The Kensington Wine Market's database was attacked with ransomware — a type of malware.

"It doesn't take your data, it doesn't steal it, but it locks it so that you can't use it," said owner Andrew Ferguson. 

Andrew Ferguson

Andrew Ferguson says he didn't report the incident to police because he didn't want to be told not to pay the hackers. (Danielle Nerman/CBC)

"Whoever has done this is going to hold it for ransom to try to get a quick buck out of you to get it back."

The hackers demanded $500 in bitcoin — a form of digital currency.

"Our I.T. guy had to go out for us and purchase bitcoins in order to pay what these guys are demanding," said Ferguson, who speculates they wanted the virtual money as it's more difficult to trace.

Ransom note

Hackers demanded $500 in bitcoin, a form of digital currency, to unlock the computer files of a Calgary business. (Andrew Ferguson)

He says he paid the ransom because his employees could no longer open email, lookup inventory or process sales —  a big problem during the busy holiday season.

'I know there's this concept that you don't negotiate with "terrorists" in situations like this....' - Owner Andrew Ferguson

"I know there's this concept that you don't negotiate with 'terrorists' in situations like this. But paying $500 [bitcoin] in this instance was a much smaller price than if we'd have the uncertainty of having months of not having all of our data."

The store's database is working again and the hackers even sent his I.T. guy an unofficial receipt.

"Once the payment was made, it basically said, 'Thank you for your purchase.'"

Ferguson says he didn't report the incident to the Calgary police because he didn't want to be told not to pay the hackers.

"To be quite honest, the prospect of trying to start from scratch again would have been incredibly daunting."

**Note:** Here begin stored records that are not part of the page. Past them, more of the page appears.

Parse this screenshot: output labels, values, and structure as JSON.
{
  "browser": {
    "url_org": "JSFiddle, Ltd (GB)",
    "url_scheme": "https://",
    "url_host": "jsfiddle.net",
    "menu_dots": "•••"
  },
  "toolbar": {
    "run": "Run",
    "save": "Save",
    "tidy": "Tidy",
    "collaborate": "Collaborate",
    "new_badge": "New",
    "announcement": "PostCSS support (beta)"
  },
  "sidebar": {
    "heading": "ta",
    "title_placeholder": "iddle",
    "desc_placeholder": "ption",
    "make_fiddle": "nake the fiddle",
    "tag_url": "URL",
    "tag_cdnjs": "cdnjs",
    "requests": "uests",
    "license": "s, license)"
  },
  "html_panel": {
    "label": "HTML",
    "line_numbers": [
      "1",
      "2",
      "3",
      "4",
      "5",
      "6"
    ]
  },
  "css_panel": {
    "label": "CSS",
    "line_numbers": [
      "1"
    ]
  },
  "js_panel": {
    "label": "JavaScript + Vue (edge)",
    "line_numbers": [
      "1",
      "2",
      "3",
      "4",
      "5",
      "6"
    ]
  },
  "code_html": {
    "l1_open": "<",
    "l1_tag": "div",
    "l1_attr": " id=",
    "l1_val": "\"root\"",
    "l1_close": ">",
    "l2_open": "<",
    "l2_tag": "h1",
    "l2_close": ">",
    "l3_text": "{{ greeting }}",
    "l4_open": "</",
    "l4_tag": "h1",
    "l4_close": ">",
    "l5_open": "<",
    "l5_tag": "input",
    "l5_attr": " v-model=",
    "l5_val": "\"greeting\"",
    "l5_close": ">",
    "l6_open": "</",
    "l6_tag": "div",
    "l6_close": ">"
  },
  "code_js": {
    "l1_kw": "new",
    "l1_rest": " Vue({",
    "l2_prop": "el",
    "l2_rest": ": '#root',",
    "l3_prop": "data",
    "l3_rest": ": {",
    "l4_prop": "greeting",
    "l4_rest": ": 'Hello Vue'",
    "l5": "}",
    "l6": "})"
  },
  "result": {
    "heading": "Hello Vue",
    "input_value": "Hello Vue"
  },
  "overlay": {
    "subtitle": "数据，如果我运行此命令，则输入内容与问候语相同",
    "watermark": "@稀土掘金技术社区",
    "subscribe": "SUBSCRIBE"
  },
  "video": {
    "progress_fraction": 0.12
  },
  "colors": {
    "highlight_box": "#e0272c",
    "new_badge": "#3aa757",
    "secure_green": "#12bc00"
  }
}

Ferguson estimates the incident will cost him $5,000 to $6,000 because he had to pay a software and I.T. company overtime to resolve the issue.